We’ve been having some bitter cold days recently in parts of the country and there are a number of things you can do to keep your dog comfortable – and safe – outdoors. Do not assume they have the “common sense” to come indoors when they begin to get hypothermia or frostbite on their ears or toes.
If dogs are running around having a good time in single digit weather in the snow, their exuberance and adrenaline will keep them outside for longer than is healthy. They need “parental guidance” in staying out for only short periods and coming back indoors frequently to warm up again.
Think of them as though they were young kids staying in a swimming pool despite having blue lips and chattering – and arguing to stay in when plucked out of the water to be rubbed dry and warm! We need to make good protective decisions for our dogs in the winter.
• Short-coated and toy breed dogs should wear a sweater or coat to keep them warm when going outside, even briefly. If it’s really cold then you should consider layering their clothes the way human winter sports enthusiasts do: put a sweater or polar fleece on your dog under a jacket, which traps their body heat and gives more insulation.
• Winter booties really make sense in super cold conditions – to protect feet against the ice-melting products used on sidewalks, but also to give some protection against severe cold. Good brands like Ruffwear boots also have a rubber grippy bottom to give better footing in slippery conditions.
• If you walk where sidewalks have been sprinkled with salt, booties are the best protection but if your dog refuses to wear them, then you need to smear the bottom of her paw pads with a protectant salve like Musher’s Secret before going outside. You still need to rinse and dry her feet when you get back inside.

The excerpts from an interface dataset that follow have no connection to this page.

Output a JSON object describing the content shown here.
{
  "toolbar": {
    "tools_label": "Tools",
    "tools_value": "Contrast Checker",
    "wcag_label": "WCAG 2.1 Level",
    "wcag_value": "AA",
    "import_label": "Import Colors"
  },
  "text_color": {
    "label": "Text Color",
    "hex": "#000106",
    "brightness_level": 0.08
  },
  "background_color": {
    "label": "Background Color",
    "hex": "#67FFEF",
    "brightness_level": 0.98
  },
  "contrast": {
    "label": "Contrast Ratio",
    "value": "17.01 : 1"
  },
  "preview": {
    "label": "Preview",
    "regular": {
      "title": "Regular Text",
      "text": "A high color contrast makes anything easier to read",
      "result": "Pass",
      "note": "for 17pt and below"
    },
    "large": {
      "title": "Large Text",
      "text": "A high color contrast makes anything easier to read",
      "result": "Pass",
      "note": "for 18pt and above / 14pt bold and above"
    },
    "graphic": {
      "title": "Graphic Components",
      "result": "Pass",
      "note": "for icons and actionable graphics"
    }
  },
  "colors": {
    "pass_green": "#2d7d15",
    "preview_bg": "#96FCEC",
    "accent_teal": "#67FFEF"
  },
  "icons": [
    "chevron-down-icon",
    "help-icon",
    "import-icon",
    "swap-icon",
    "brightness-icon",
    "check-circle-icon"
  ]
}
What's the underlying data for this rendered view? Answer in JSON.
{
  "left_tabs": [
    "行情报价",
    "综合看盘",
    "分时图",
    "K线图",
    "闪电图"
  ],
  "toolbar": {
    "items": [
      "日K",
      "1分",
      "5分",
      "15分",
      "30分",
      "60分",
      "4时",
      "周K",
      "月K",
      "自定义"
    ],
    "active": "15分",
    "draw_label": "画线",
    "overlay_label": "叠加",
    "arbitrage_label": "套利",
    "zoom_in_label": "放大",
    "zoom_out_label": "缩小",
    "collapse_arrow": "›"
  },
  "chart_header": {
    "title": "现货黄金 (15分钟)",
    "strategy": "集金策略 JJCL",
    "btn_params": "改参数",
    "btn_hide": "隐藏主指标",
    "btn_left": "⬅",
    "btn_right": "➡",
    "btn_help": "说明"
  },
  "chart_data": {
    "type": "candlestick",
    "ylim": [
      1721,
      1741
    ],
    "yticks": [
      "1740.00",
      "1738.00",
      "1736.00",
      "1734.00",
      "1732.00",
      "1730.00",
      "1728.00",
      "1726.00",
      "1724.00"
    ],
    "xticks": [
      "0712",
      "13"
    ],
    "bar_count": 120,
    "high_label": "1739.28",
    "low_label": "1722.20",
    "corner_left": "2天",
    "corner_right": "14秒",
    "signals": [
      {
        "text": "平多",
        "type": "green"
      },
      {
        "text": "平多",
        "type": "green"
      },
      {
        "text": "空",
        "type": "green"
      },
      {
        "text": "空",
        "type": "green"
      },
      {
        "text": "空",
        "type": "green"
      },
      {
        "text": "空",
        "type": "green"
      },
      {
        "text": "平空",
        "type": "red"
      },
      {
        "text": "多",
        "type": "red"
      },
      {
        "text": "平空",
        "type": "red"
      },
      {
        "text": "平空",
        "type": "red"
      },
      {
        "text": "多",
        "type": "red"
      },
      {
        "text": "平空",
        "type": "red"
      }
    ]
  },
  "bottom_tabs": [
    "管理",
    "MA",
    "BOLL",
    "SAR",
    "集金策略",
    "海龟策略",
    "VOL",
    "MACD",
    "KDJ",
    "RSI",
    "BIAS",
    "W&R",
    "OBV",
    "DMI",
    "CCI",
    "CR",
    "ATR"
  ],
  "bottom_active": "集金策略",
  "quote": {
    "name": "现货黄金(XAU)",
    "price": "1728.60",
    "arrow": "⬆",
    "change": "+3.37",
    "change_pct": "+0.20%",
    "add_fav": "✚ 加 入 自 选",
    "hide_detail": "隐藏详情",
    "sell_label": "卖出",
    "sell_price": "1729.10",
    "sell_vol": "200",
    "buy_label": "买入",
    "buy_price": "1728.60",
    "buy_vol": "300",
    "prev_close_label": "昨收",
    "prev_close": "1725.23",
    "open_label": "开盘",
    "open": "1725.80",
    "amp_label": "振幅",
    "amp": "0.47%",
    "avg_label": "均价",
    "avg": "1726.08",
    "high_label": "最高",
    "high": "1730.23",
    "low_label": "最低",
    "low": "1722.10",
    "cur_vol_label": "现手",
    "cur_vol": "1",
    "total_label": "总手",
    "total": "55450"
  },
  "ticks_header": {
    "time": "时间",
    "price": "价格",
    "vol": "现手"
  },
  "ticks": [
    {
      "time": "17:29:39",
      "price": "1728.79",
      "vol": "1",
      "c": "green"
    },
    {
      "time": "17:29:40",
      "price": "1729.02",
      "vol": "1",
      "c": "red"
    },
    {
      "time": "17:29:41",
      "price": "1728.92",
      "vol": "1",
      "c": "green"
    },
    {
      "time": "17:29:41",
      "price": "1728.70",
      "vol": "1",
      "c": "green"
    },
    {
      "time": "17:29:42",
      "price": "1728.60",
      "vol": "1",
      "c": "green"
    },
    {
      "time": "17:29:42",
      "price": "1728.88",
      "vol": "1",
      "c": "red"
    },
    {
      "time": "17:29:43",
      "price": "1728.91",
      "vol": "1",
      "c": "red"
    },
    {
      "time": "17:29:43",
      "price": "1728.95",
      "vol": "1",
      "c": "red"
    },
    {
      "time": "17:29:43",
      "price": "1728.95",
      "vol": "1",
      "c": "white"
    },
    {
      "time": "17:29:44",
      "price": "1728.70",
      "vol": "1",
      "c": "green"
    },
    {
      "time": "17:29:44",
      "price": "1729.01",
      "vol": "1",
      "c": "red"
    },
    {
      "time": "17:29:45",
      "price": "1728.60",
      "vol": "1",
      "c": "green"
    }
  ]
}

• If it’s icy where you walk then consider using a leash if you don’t already (if you’re a country person like me and are usually leash-free). A dog cannot see ice underneath light snow (neither can we- I’ve fallen backwards and cracked my own head twice on wintry dog walks!) and can take a nasty fall.
• Stay off icy sidewalks or paths because even slipping can cause soft-tissue damage to muscles and ligaments. If your dog is older with arthritis or elbow or hip dysplasia, a fall can aggravate those conditions.
• Overweight dogs need to be especially careful in treacherous walking conditions as they are less agile. This is a good time to initiate a weight loss program because your dog is getting less exercise in very cold weather!
Reduce the amount you are feeding and substitute a low cal food (Halo’s Healthy Weight Management kibble has been really helpful to me and several of my friends with chubby dogs). If your dog is really fat, write to me on Facebook or to RadioPetLady@gmail.com and we’ll consider your dog as our next participant in our Healthy Weight Challenge on The Expert Vet show. If chosen, you’ll get Dr. Donna Spector’s guidance and free food from Halo for 3 months!
Tracie began her fascination with dogs and cats by turning her eye as a former investigative reporter on every aspect of living with them, resulting in her encyclopedic resources THE DOG BIBLE: Everything Your Dog Wants You to Know and then the THE CAT BIBLE: Everything Your Cat Expects You to Know. Before long, Tracie was established as a leading pet wellness advocate as her all-encompassing books covered everything from medical issues to behavior, nutrition and environmental enrichment.
Tracie began her career as a radio personality with a live show – DOG TALK® (and Kitties, Too!) – on the local NPR station in the Hamptons, Peconic Public Broadcasting (WPPB) from Southampton, New York (the show is now also carried on the NPR station Robinhood Radio in Connecticut and the Berkshires). DOG TALK® won a Gracie® Award (the radio equivalent of an Oscar) in 2010 as the “Best entertainment and information program on local public radio” and continues weekly after more than 450 continuous shows and 9 years on the air. Tracie’s live weekly call-in show CAT CHAT® was on SiriusXM satellite radio for seven years until the Martha Stewart channel was canceled in 2013.
Tracie lives in Vermont where the Radio Pet Lady Network studio is based, on 13 acres well-used by her all-girl pack – two lovely, lively Weimaraners, Maisie and Wanda, and a Collie-mix, Jazzy.